together to train for a historic title bout that will unite their fractured family and redeem their pasts.
Dicky and Micky’s mother is played by Melissa
Leo in a good performance as a woman who
has all the best intentions but is too myopic to
see that her intentions are ruining her children.
Micky finds council and courage in a new
girlfriend, Charlene (Amy Adams) who
encourages Micky to split ties with his
destructive family in order to save himself.
As an underdog story, there are no surprises
here. As a boxing movie, it really didn't move
me. The only interesting touch brought to the
fight sequences was the decision to change the
film stock so that portions of the fights looked
like we were watching them through old
cathode ray tubes. No boxing is even really
done until a good way through the film.
However, once it is brought in and while it’s on
screen, the pace of the film does pick up, but
there was nothing new that I hadn't already
seen in Raging Bull, Rocky or Cinderella Man. Still there were times when all the pieces were clicking.
As much as the comparisons are warranted, The Fighter is not exactly Rocky. It’s not the story of a nobody who gets a title
shot. Micky is a hard-working boxer who trudges his way up the ranks. It’s got the inspirational element, which of course any
great sports movie must have, but what sets it apart from is the focus of that inspiration. The title may refer to one or both of
the brothers and in the case of Dicky could be a comment on either his former profession or his current state of existence.
Directed by: David O. Russell
Starring: Mark Wahlberg, Christian Bale, Amy Adams, Melissa Leo
The movie staring Mark Wahlberg, Christian Bale, and Amy Adams. The
film recounts the real-life experiences of boxer, Micky Ward and his
family en route to the pursuit of boxing greatness.
Unfamiliar with Ward’s boxing and family history, I cannot say how
accurately the film narrates this period of his life. However, the film is a
beautiful tale exemplifying the tensions that run through family, work, the
criminal justice system, the boxing industry, and the working-class
community of Lowell, Massachusetts in the early 1990s.
Based on the film’s trailers, one might expect a typical “underdog
overcomes the odds” sports flick, supplemented with a tangential love
interest and spattered family conflicts. While the sporting “underdog”
narrative definitely exists, boxing is used more as a medium through
which a deeper familial story is told.
Christian Bale gives a phenomenal performance. Playing Micky Ward’s
older brother, Dicky, Bale effectively illustrates how substance use turns
into a coping mechanism when one’s identity is wrapped up so heavily in
an erratic athletic career. Some of the scenes involving Dicky’s lifestyle

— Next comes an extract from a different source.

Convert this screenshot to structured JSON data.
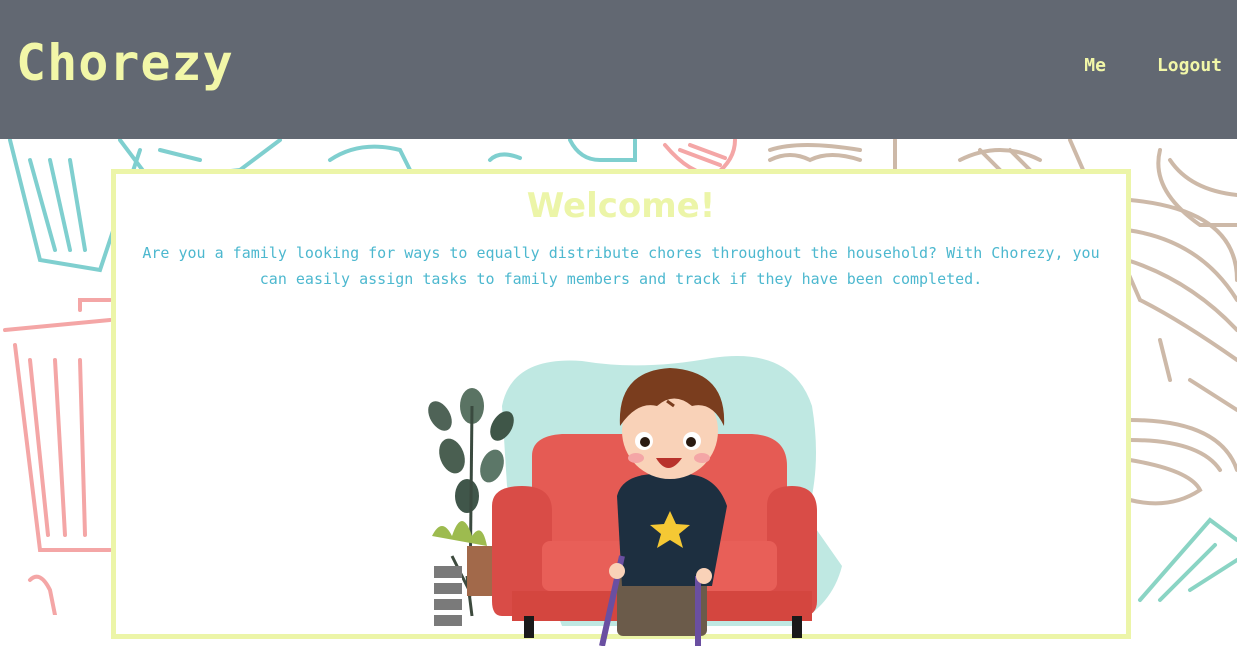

would be genuinely comic if they weren’t at the same time desperately
tragic and real.
Dicky Eklund was a former boxer that squandered his talents and threw

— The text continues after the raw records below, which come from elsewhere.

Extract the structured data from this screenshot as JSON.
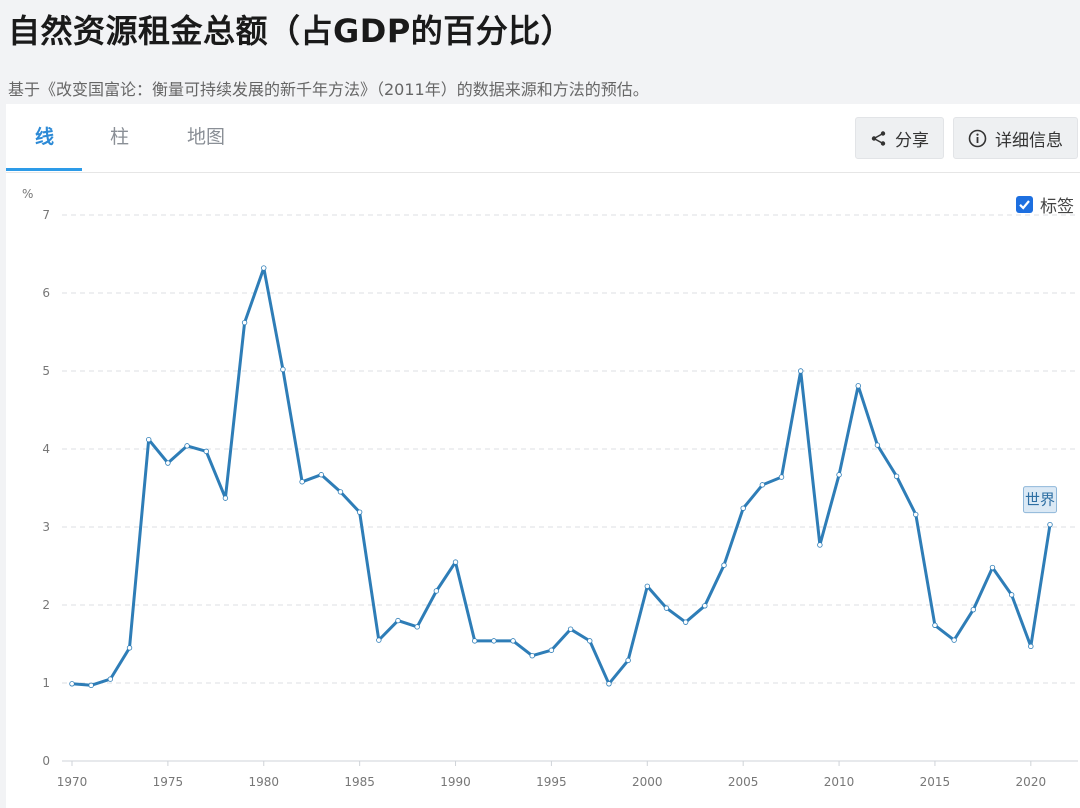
{
  "header": {
    "title": "自然资源租金总额（占GDP的百分比）",
    "subtitle": "基于《改变国富论：衡量可持续发展的新千年方法》（2011年）的数据来源和方法的预估。"
  },
  "tabs": [
    {
      "label": "线",
      "active": true
    },
    {
      "label": "柱",
      "active": false
    },
    {
      "label": "地图",
      "active": false
    }
  ],
  "buttons": {
    "share_label": "分享",
    "details_label": "详细信息"
  },
  "labels_toggle": {
    "label": "标签",
    "checked": true
  },
  "icons": {
    "share": "share-icon",
    "info": "info-icon",
    "check": "check-icon"
  },
  "colors": {
    "line": "#2e7db7",
    "accent": "#2d9be8",
    "checkbox": "#1d6fe0"
  },
  "chart_data": {
    "type": "line",
    "title": "",
    "xlabel": "",
    "ylabel": "%",
    "ylim": [
      0,
      7
    ],
    "yticks": [
      0,
      1,
      2,
      3,
      4,
      5,
      6,
      7
    ],
    "xlim": [
      1970,
      2021
    ],
    "xticks": [
      1970,
      1975,
      1980,
      1985,
      1990,
      1995,
      2000,
      2005,
      2010,
      2015,
      2020
    ],
    "grid": true,
    "series": [
      {
        "name": "世界",
        "x": [
          1970,
          1971,
          1972,
          1973,
          1974,
          1975,
          1976,
          1977,
          1978,
          1979,
          1980,
          1981,
          1982,
          1983,
          1984,
          1985,
          1986,
          1987,
          1988,
          1989,
          1990,
          1991,
          1992,
          1993,
          1994,
          1995,
          1996,
          1997,
          1998,
          1999,
          2000,
          2001,
          2002,
          2003,
          2004,
          2005,
          2006,
          2007,
          2008,
          2009,
          2010,
          2011,
          2012,
          2013,
          2014,
          2015,
          2016,
          2017,
          2018,
          2019,
          2020,
          2021
        ],
        "values": [
          0.99,
          0.97,
          1.05,
          1.45,
          4.12,
          3.82,
          4.04,
          3.97,
          3.37,
          5.62,
          6.32,
          5.02,
          3.58,
          3.67,
          3.45,
          3.19,
          1.55,
          1.8,
          1.72,
          2.18,
          2.55,
          1.54,
          1.54,
          1.54,
          1.35,
          1.42,
          1.69,
          1.54,
          0.99,
          1.29,
          2.24,
          1.96,
          1.78,
          1.99,
          2.51,
          3.24,
          3.54,
          3.64,
          5.0,
          2.77,
          3.67,
          4.81,
          4.05,
          3.65,
          3.16,
          1.74,
          1.55,
          1.94,
          2.48,
          2.13,
          1.47,
          3.03
        ]
      }
    ]
  }
}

away his shot at greatness. Having gone the distance with the World
It has a great script, incredibly talented
actors playing extremely fascinating
characters, and a good director keeping
everything moving in the right direction.
On the other hand, the fight sequences
are boring and predictable, secondary
characters in the form of seven sisters are
thrown together in a hodgepodge.
Look for the nominations to keep racking
up for this film; and awards to come to
Bale and Leo for their performances.
It “couda been a contenda” for a great
film, but instead it will just have to settle
for being a very good film. Which isn't
necessarily a bad thing.